the objects of popular prejudice ; against those who carry on


particular employments, or perhaps against the managers of
many kinds of employment. A government may easily be made
a tyranny by mere over-legislation, and it may become intoler
able if the legislation is purposely hostile. We sometimes say
with truth that the best government is that which governs
least j by which we mean the one that interferes least with our
domestic and business affairs, that makes the fewest exactions,
and leaves to us the largest share of individual liberty. But in
another sense the best government is that which governs most,
which is most certainly present at all times with its protecting
arm, and for that reason gives a perpetual sense of security.
The great problem in government is, how to have a maximum
of protection with a minimum of official or legislative interfer
ence 5 and the proper method of solving this is manifestly not by
way of class legislation. On the contrary, the true principle
would seem to be, to extend self-government as much as may be
found consistent with the safety of the state and the good order
of society. We begin self-government in the family ; we estab
lish it in the several towns, cities, counties, and states ; and we
suffer it to exist, also, in the several trades and occupations.
Thus, bankers have special rules of their own making for the
regulation of their business, common carriers for theirs, tele
graph companies for theirs, etc. ; and we must all conform to
these rules when having business with those who establish them.
This the law does not merely tolerate, but encourages, because
those engaged in the business know best what the rules should
be, and the rules are made by experts after experience and ob
servation have demonstrated their usefulness. This is legislation
by the parties who most of all are competent to deal wisely with
the subject; and so long as it is properly limited, the state would
be inexcusable if, by the agency of legislators of less experience
and less competency, it were to interfere. Boards of trade go
farther ; they not only legislate, but they establish judicial tri
bunals to enforce their legislation $ and, though these are with
out legal authority, they have means of making it for the inter
est of parties concerned to submit to their judgments and keep
away from the tribunals of the state. Associated railroad com
panies are coming to have formal legislative bodies as well as
judicial tribunals of their own ; and they confer upon these a
power of regulation that alone can preserve those for whom they
act from destructive rivalry. The state complains of none of

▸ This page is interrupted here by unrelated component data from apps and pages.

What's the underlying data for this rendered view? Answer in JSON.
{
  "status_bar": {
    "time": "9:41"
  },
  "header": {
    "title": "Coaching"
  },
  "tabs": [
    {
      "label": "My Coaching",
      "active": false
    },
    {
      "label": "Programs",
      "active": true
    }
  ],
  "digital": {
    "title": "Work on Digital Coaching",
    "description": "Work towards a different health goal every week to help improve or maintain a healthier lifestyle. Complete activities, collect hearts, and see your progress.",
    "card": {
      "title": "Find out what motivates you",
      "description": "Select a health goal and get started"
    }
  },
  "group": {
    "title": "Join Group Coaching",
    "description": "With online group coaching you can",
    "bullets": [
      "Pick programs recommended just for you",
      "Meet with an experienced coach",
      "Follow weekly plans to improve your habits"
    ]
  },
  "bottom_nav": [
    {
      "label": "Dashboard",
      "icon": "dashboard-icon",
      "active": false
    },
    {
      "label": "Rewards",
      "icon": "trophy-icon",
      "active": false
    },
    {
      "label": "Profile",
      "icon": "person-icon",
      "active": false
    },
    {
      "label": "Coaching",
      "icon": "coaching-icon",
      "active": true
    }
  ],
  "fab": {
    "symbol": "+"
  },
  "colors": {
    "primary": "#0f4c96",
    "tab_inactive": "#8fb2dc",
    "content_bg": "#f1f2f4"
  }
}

these voluntary arrangements until it is found that something
is done under them that conflicts with the public interest. Just
as the union of the people living in one locality in town and
municipal organizations is likely to promote the best local gov
ernment, so the union of the persons engaged in the same em
ployment in business organizations is likely to bring out the best
results in the particular business.

The state does not, indeed, make the local government inde
pendent; there must be a wisdom applied to its affairs that
looks beyond the territorial limits, and considers how the local
affects the general. The town is an inseparable part of the
state, and chargeable with many state duties, and unless prop
erly governed may cause mischief to the commonwealth at
large. But here, as in the case of the natural person, the super
vision of the state is to be directed, not to thinking and acting
for the people in what concerns themselves exclusively, which the
people themselves must be assumed to understand best, but to
keeping the local authority within bounds, and preventing the

Online LibraryNathaniel Hillyer. EglestonThe North American review (Volume 139) → online text (page 49 of 60)